I've missed this one until today. Apparently back in April, a teen burglary ring was working the fishing camps on Gravine Island as well as other businesses and residences in and around Baldwin County, Alabama. On April 15th, at 4AM, they were spotted by some neighbors who fired a couple of "warning shots" well away from the three burglars that they could see to scare them off. (The teens were also armed with a rifle, a pistol and a knife, per police investigators.) By sheer dumb luck, one of those shots hit a fourth burglar, Summer Moody, who was hiding in some bushes. The shooters rendered aid for her as best they could once they realized that she'd been hit but she died ten days later from her injuries. The Baldwin County District Attorney submitted the case to a Grand Jury and obtained felony murder indictments against the three surviving burglars under the doctrine that co-conspirators in a crime where a death occurs are held to be responsible for that death. The DA also decided not to charge the shooters as there was no intent to cause harm with the warning shots. Predictably, the family and friends of the dirtbag burglars are livid and their attorney has filed a lawsuit against the three shooters, the local police chief (who wasn't there), and the owner of the cabin that the punks were burglarizing. (He also wasn't there.)
All the stories that you could ever want about this case are compiled here:
Gravine Island Felony Murder case article compilation.
Personally, while I sympathize with the family of Summer Moody to an extent, I have to note that their daughter was engaged in a felony burglary with her boyfriend and his pals.

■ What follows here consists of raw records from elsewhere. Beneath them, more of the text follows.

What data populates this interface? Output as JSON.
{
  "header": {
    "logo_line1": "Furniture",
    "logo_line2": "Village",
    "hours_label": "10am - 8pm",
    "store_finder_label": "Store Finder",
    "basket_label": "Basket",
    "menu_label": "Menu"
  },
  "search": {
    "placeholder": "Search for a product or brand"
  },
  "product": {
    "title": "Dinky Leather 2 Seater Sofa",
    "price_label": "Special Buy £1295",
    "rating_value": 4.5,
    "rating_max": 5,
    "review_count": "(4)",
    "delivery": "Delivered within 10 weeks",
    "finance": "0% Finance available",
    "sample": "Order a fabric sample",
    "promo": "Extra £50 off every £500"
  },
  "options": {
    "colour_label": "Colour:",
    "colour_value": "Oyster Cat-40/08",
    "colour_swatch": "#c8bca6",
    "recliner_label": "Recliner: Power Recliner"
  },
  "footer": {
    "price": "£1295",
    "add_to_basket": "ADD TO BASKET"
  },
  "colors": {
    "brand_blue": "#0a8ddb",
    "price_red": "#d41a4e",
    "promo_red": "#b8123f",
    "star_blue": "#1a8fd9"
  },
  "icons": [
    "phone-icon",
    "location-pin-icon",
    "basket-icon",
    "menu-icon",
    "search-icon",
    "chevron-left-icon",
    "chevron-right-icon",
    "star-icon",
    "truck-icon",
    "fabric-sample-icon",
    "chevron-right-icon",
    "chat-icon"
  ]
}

That being the case, I don't think that these people should get a pay day out of raising a little thugette and turning her loose on the community. In a perfect world, there would be no lawsuits allowed by a plaintiff or their family in a case where the plaintiff is injured or dies as a result of criminal activity that they were engaged in.
Now this case should also stand as yet another example of why we don't fire warning shots in a self-defense situation. In a self-defense situation, you are allowed to use deadly force when you reasonably believe that your life or that of another is in immediate danger. That means that you shoot to stop the threat. If you just shoot into the air or the ground, what you're saying is "I didn't really feel quite that threatened yet." By doing so, you just negated your own legal justification for using the force at all. Many people have gone to jail for making that mistake. Part of defending yourself with a firearm is knowing and following the laws in your jurisdiction, and most jurisdictions today do not allow warning shots.
Fortunately for these three men, Alabama's laws are a bit more lax than most states when it comes to using deadly force. However they're now facing a million-dollar civil lawsuit. I wish them well, and I also hope that the three teens charged get convicted and pull down three nice Alabama-style prison sentences, the kind that see them behind bars for a long time.